  1. When he [McElvaney] announced in January that he would preside over a same-sex marriage, he boldly said “love over law” mattered most.

    So the balancing quote is about “upholding our church policies”. I’m not a journalist, but that sounds like advocacy on the down-low to me.

    • Also note that the McElvaney “boldly said” whereas Lambrecht “said”.

      I’m always bothered when the journalist uses adverbs like this (or adjectives in other examples) to modify what ought to be a simple description of an event. These modifiers sometimes hint at how the journalist feels about the events he or she is describing, going beyond the simple reportage of the facts.

  2. I would add that I wish the reporter had asked “why” and “what do you mean” followup questions of the two churchmen. For instance, imagine that the interview went like this:

    McElvaney: Love over law matters most.
    Reporter: What do you mean by this?
    McElvaney could then explain his theology of “love” and “law” and how they are in conflict when gay marriage is considered.

    Or this:

    Lambrecht: It is important that our church policies be upheld.
    Reporter: Why?
    Lambrecht could then explain his view that church doctrine and discipline ought to be maintained even when it runs counter to current cultural trends.

    I’m assuming that the reporter didn’t ask these questions. Maybe she did. But the report, like so many on this topic, does not go into these deeper waters, preferring to splash around in the shallows.

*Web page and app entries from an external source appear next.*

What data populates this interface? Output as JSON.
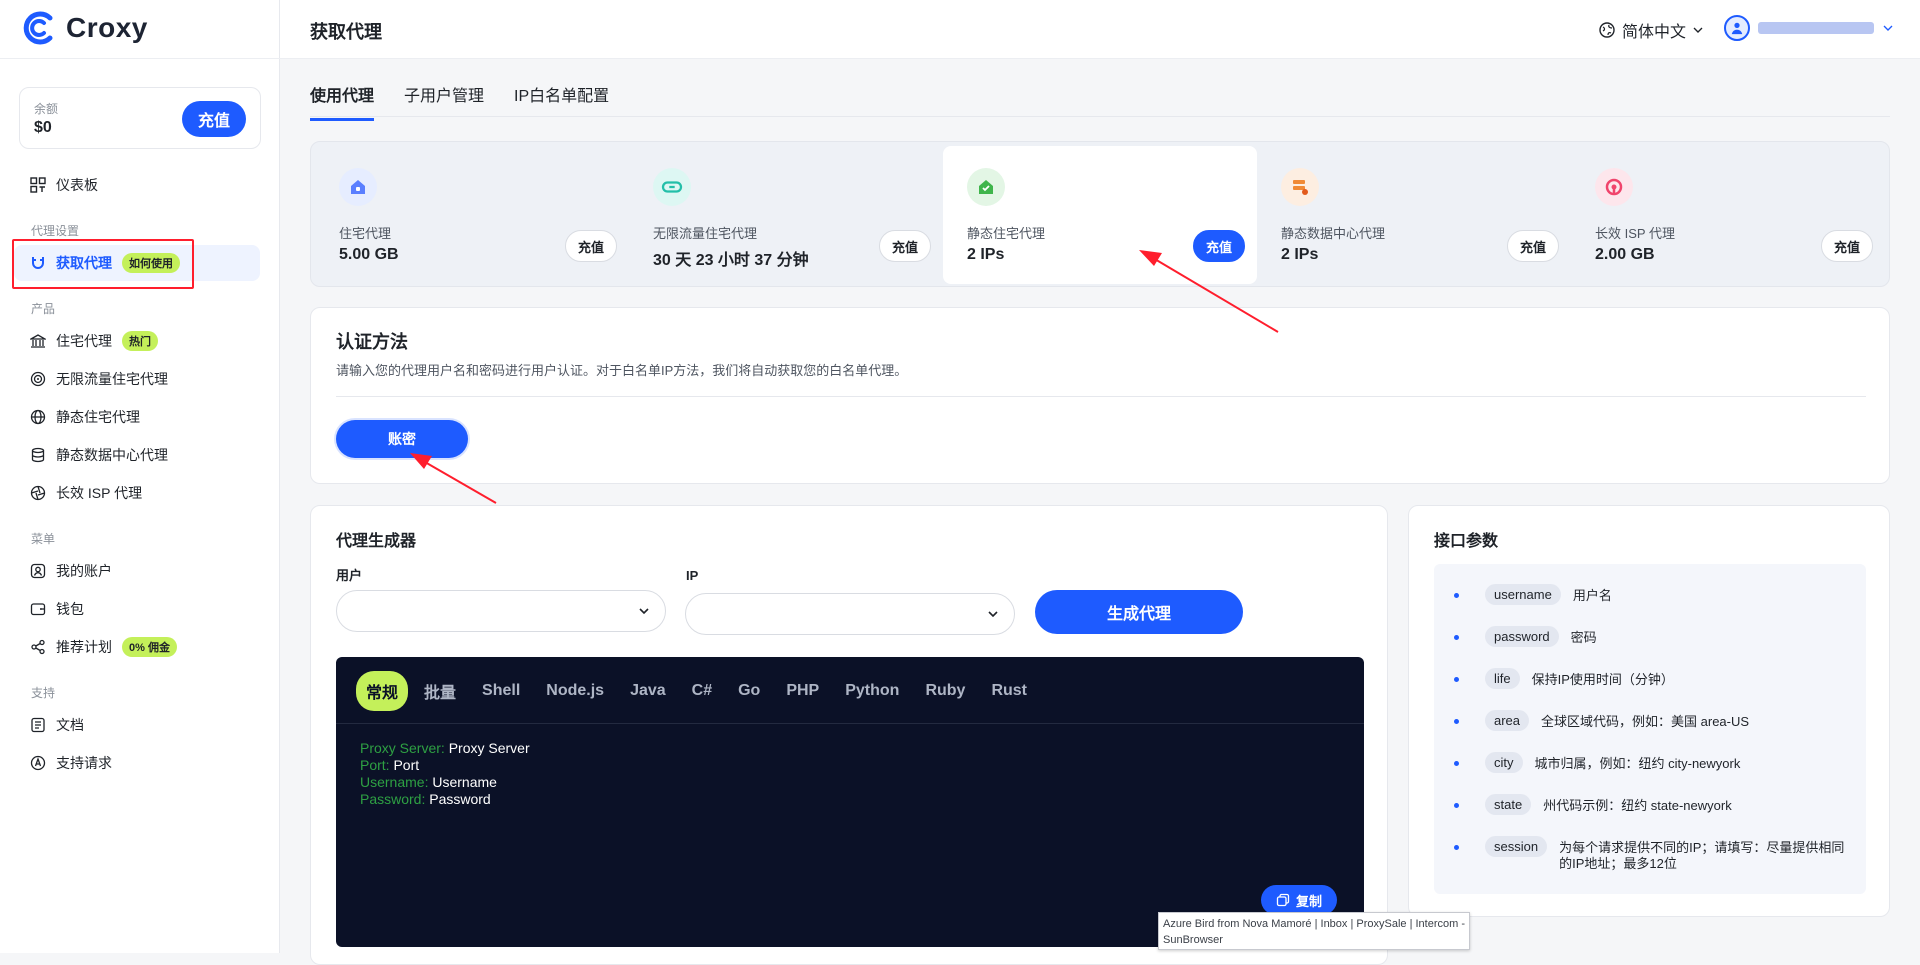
{
  "app": {
    "logo_text": "Croxy"
  },
  "header": {
    "title": "获取代理",
    "language": "简体中文"
  },
  "sidebar": {
    "balance_label": "余额",
    "balance_value": "$0",
    "recharge_label": "充值",
    "dashboard": "仪表板",
    "section_proxy_settings": "代理设置",
    "get_proxy": "获取代理",
    "get_proxy_tag": "如何使用",
    "section_products": "产品",
    "residential": "住宅代理",
    "residential_tag": "热门",
    "unlimited": "无限流量住宅代理",
    "static_residential": "静态住宅代理",
    "static_datacenter": "静态数据中心代理",
    "isp": "长效 ISP 代理",
    "section_menu": "菜单",
    "my_account": "我的账户",
    "wallet": "钱包",
    "referral": "推荐计划",
    "referral_tag": "0% 佣金",
    "section_support": "支持",
    "docs": "文档",
    "support_request": "支持请求"
  },
  "tabs": [
    "使用代理",
    "子用户管理",
    "IP白名单配置"
  ],
  "products": [
    {
      "name": "住宅代理",
      "value": "5.00 GB",
      "button": "充值"
    },
    {
      "name": "无限流量住宅代理",
      "value": "30 天 23 小时 37 分钟",
      "button": "充值"
    },
    {
      "name": "静态住宅代理",
      "value": "2 IPs",
      "button": "充值"
    },
    {
      "name": "静态数据中心代理",
      "value": "2 IPs",
      "button": "充值"
    },
    {
      "name": "长效 ISP 代理",
      "value": "2.00 GB",
      "button": "充值"
    }
  ],
  "auth": {
    "title": "认证方法",
    "description": "请输入您的代理用户名和密码进行用户认证。对于白名单IP方法，我们将自动获取您的白名单代理。",
    "button": "账密"
  },
  "generator": {
    "title": "代理生成器",
    "user_label": "用户",
    "ip_label": "IP",
    "generate_button": "生成代理",
    "code_tabs": [
      "常规",
      "批量",
      "Shell",
      "Node.js",
      "Java",
      "C#",
      "Go",
      "PHP",
      "Python",
      "Ruby",
      "Rust"
    ],
    "lines": [
      {
        "key": "Proxy Server:",
        "value": "Proxy Server"
      },
      {
        "key": "Port:",
        "value": "Port"
      },
      {
        "key": "Username:",
        "value": "Username"
      },
      {
        "key": "Password:",
        "value": "Password"
      }
    ],
    "copy_button": "复制"
  },
  "api": {
    "title": "接口参数",
    "params": [
      {
        "key": "username",
        "desc": "用户名"
      },
      {
        "key": "password",
        "desc": "密码"
      },
      {
        "key": "life",
        "desc": "保持IP使用时间（分钟）"
      },
      {
        "key": "area",
        "desc": "全球区域代码，例如：美国 area-US"
      },
      {
        "key": "city",
        "desc": "城市归属，例如：纽约 city-newyork"
      },
      {
        "key": "state",
        "desc": "州代码示例：纽约 state-newyork"
      },
      {
        "key": "session",
        "desc": "为每个请求提供不同的IP；请填写：尽量提供相同的IP地址；最多12位"
      }
    ]
  },
  "tooltip": "Azure Bird from Nova Mamoré | Inbox | ProxySale | Intercom - SunBrowser",
  "colors": {
    "accent": "#1e5bff",
    "highlight": "#c4f05a",
    "annotation": "#ff1e2d",
    "code_bg": "#0b1127"
  }
}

    This isn’t good. I think our journalistic culture has become too enamored of the soundbite/bumpersticker quote, which means that our stories are shallow and discourage our leaders and readers from thinking deeply about important subjects.